(Beginning of RECORDS FOR PROCESSING)

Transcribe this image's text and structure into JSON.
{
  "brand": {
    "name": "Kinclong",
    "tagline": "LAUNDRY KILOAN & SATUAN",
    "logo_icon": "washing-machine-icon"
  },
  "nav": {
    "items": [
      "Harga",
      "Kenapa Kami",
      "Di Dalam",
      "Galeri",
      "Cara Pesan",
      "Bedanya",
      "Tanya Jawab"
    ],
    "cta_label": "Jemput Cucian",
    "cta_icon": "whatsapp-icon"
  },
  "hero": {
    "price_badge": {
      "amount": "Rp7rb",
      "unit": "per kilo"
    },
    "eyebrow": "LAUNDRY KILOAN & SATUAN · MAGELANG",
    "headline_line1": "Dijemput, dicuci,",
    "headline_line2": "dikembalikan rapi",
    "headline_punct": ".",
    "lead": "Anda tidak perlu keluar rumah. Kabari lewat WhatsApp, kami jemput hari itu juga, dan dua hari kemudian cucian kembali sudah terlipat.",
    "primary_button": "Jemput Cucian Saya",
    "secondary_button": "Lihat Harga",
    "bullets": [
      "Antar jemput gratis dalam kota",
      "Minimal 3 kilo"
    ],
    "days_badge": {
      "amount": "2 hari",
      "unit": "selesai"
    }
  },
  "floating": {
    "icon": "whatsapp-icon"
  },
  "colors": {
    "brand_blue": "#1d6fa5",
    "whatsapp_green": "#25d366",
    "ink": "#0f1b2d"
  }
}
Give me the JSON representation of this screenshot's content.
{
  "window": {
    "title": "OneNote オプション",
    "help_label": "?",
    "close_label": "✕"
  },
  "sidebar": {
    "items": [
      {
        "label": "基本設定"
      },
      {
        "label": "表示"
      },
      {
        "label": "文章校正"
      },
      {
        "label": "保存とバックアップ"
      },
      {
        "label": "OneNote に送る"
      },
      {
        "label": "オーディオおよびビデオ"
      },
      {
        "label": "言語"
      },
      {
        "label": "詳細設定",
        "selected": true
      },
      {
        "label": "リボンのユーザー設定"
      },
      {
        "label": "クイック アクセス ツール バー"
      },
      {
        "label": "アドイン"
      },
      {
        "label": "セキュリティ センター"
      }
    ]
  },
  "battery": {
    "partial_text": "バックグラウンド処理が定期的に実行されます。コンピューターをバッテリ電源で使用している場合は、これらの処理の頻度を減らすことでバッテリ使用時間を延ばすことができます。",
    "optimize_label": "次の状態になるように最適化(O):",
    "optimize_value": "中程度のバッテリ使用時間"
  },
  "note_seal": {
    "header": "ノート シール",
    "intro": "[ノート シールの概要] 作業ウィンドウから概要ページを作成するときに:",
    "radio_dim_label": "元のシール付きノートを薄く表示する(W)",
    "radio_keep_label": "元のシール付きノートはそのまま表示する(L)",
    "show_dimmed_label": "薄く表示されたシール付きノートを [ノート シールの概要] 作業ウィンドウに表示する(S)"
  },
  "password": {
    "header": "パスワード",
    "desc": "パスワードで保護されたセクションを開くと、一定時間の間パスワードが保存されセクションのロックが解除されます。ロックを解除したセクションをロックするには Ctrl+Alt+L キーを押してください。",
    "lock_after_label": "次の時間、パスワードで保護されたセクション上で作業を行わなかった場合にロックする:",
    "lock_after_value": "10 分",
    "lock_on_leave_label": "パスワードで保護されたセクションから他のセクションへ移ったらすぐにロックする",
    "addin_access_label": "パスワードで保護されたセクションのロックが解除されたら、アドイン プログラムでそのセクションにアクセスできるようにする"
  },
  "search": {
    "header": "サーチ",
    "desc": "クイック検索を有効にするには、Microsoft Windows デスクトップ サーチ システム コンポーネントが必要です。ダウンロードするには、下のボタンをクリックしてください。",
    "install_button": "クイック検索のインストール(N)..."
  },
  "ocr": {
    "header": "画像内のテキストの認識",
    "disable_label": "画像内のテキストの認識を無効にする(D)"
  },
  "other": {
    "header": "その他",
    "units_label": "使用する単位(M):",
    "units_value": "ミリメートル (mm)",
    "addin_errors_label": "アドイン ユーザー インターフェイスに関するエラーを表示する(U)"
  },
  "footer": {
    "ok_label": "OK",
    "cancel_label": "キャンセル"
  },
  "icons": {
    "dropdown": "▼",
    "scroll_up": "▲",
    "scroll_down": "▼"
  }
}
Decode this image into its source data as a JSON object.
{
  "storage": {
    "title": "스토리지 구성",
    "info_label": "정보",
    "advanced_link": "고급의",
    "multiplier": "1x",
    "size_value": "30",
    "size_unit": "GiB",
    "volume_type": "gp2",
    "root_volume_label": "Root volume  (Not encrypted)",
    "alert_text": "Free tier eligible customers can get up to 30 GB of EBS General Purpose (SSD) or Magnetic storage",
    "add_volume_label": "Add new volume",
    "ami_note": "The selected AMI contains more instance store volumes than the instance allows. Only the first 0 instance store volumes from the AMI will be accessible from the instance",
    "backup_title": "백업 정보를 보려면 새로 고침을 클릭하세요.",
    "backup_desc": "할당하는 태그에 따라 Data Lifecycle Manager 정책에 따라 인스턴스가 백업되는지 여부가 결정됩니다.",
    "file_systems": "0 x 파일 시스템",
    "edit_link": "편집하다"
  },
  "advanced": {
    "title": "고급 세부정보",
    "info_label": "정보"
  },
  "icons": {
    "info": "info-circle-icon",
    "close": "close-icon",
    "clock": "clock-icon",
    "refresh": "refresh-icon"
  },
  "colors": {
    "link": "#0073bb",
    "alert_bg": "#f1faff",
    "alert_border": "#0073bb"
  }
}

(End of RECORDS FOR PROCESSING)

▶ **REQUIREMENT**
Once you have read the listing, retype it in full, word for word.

▶ **COMPLETED TASK**
Transcribe this image's text and structure into JSON.
{
  "brand": {
    "name": "Kinclong",
    "tagline": "LAUNDRY KILOAN & SATUAN",
    "logo_icon": "washing-machine-icon"
  },
  "nav": {
    "items": [
      "Harga",
      "Kenapa Kami",
      "Di Dalam",
      "Galeri",
      "Cara Pesan",
      "Bedanya",
      "Tanya Jawab"
    ],
    "cta_label": "Jemput Cucian",
    "cta_icon": "whatsapp-icon"
  },
  "hero": {
    "price_badge": {
      "amount": "Rp7rb",
      "unit": "per kilo"
    },
    "eyebrow": "LAUNDRY KILOAN & SATUAN · MAGELANG",
    "headline_line1": "Dijemput, dicuci,",
    "headline_line2": "dikembalikan rapi",
    "headline_punct": ".",
    "lead": "Anda tidak perlu keluar rumah. Kabari lewat WhatsApp, kami jemput hari itu juga, dan dua hari kemudian cucian kembali sudah terlipat.",
    "primary_button": "Jemput Cucian Saya",
    "secondary_button": "Lihat Harga",
    "bullets": [
      "Antar jemput gratis dalam kota",
      "Minimal 3 kilo"
    ],
    "days_badge": {
      "amount": "2 hari",
      "unit": "selesai"
    }
  },
  "floating": {
    "icon": "whatsapp-icon"
  },
  "colors": {
    "brand_blue": "#1d6fa5",
    "whatsapp_green": "#25d366",
    "ink": "#0f1b2d"
  }
}
Give me the JSON representation of this screenshot's content.
{
  "window": {
    "title": "OneNote オプション",
    "help_label": "?",
    "close_label": "✕"
  },
  "sidebar": {
    "items": [
      {
        "label": "基本設定"
      },
      {
        "label": "表示"
      },
      {
        "label": "文章校正"
      },
      {
        "label": "保存とバックアップ"
      },
      {
        "label": "OneNote に送る"
      },
      {
        "label": "オーディオおよびビデオ"
      },
      {
        "label": "言語"
      },
      {
        "label": "詳細設定",
        "selected": true
      },
      {
        "label": "リボンのユーザー設定"
      },
      {
        "label": "クイック アクセス ツール バー"
      },
      {
        "label": "アドイン"
      },
      {
        "label": "セキュリティ センター"
      }
    ]
  },
  "battery": {
    "partial_text": "バックグラウンド処理が定期的に実行されます。コンピューターをバッテリ電源で使用している場合は、これらの処理の頻度を減らすことでバッテリ使用時間を延ばすことができます。",
    "optimize_label": "次の状態になるように最適化(O):",
    "optimize_value": "中程度のバッテリ使用時間"
  },
  "note_seal": {
    "header": "ノート シール",
    "intro": "[ノート シールの概要] 作業ウィンドウから概要ページを作成するときに:",
    "radio_dim_label": "元のシール付きノートを薄く表示する(W)",
    "radio_keep_label": "元のシール付きノートはそのまま表示する(L)",
    "show_dimmed_label": "薄く表示されたシール付きノートを [ノート シールの概要] 作業ウィンドウに表示する(S)"
  },
  "password": {
    "header": "パスワード",
    "desc": "パスワードで保護されたセクションを開くと、一定時間の間パスワードが保存されセクションのロックが解除されます。ロックを解除したセクションをロックするには Ctrl+Alt+L キーを押してください。",
    "lock_after_label": "次の時間、パスワードで保護されたセクション上で作業を行わなかった場合にロックする:",
    "lock_after_value": "10 分",
    "lock_on_leave_label": "パスワードで保護されたセクションから他のセクションへ移ったらすぐにロックする",
    "addin_access_label": "パスワードで保護されたセクションのロックが解除されたら、アドイン プログラムでそのセクションにアクセスできるようにする"
  },
  "search": {
    "header": "サーチ",
    "desc": "クイック検索を有効にするには、Microsoft Windows デスクトップ サーチ システム コンポーネントが必要です。ダウンロードするには、下のボタンをクリックしてください。",
    "install_button": "クイック検索のインストール(N)..."
  },
  "ocr": {
    "header": "画像内のテキストの認識",
    "disable_label": "画像内のテキストの認識を無効にする(D)"
  },
  "other": {
    "header": "その他",
    "units_label": "使用する単位(M):",
    "units_value": "ミリメートル (mm)",
    "addin_errors_label": "アドイン ユーザー インターフェイスに関するエラーを表示する(U)"
  },
  "footer": {
    "ok_label": "OK",
    "cancel_label": "キャンセル"
  },
  "icons": {
    "dropdown": "▼",
    "scroll_up": "▲",
    "scroll_down": "▼"
  }
}
Decode this image into its source data as a JSON object.
{
  "storage": {
    "title": "스토리지 구성",
    "info_label": "정보",
    "advanced_link": "고급의",
    "multiplier": "1x",
    "size_value": "30",
    "size_unit": "GiB",
    "volume_type": "gp2",
    "root_volume_label": "Root volume  (Not encrypted)",
    "alert_text": "Free tier eligible customers can get up to 30 GB of EBS General Purpose (SSD) or Magnetic storage",
    "add_volume_label": "Add new volume",
    "ami_note": "The selected AMI contains more instance store volumes than the instance allows. Only the first 0 instance store volumes from the AMI will be accessible from the instance",
    "backup_title": "백업 정보를 보려면 새로 고침을 클릭하세요.",
    "backup_desc": "할당하는 태그에 따라 Data Lifecycle Manager 정책에 따라 인스턴스가 백업되는지 여부가 결정됩니다.",
    "file_systems": "0 x 파일 시스템",
    "edit_link": "편집하다"
  },
  "advanced": {
    "title": "고급 세부정보",
    "info_label": "정보"
  },
  "icons": {
    "info": "info-circle-icon",
    "close": "close-icon",
    "clock": "clock-icon",
    "refresh": "refresh-icon"
  },
  "colors": {
    "link": "#0073bb",
    "alert_bg": "#f1faff",
    "alert_border": "#0073bb"
  }
}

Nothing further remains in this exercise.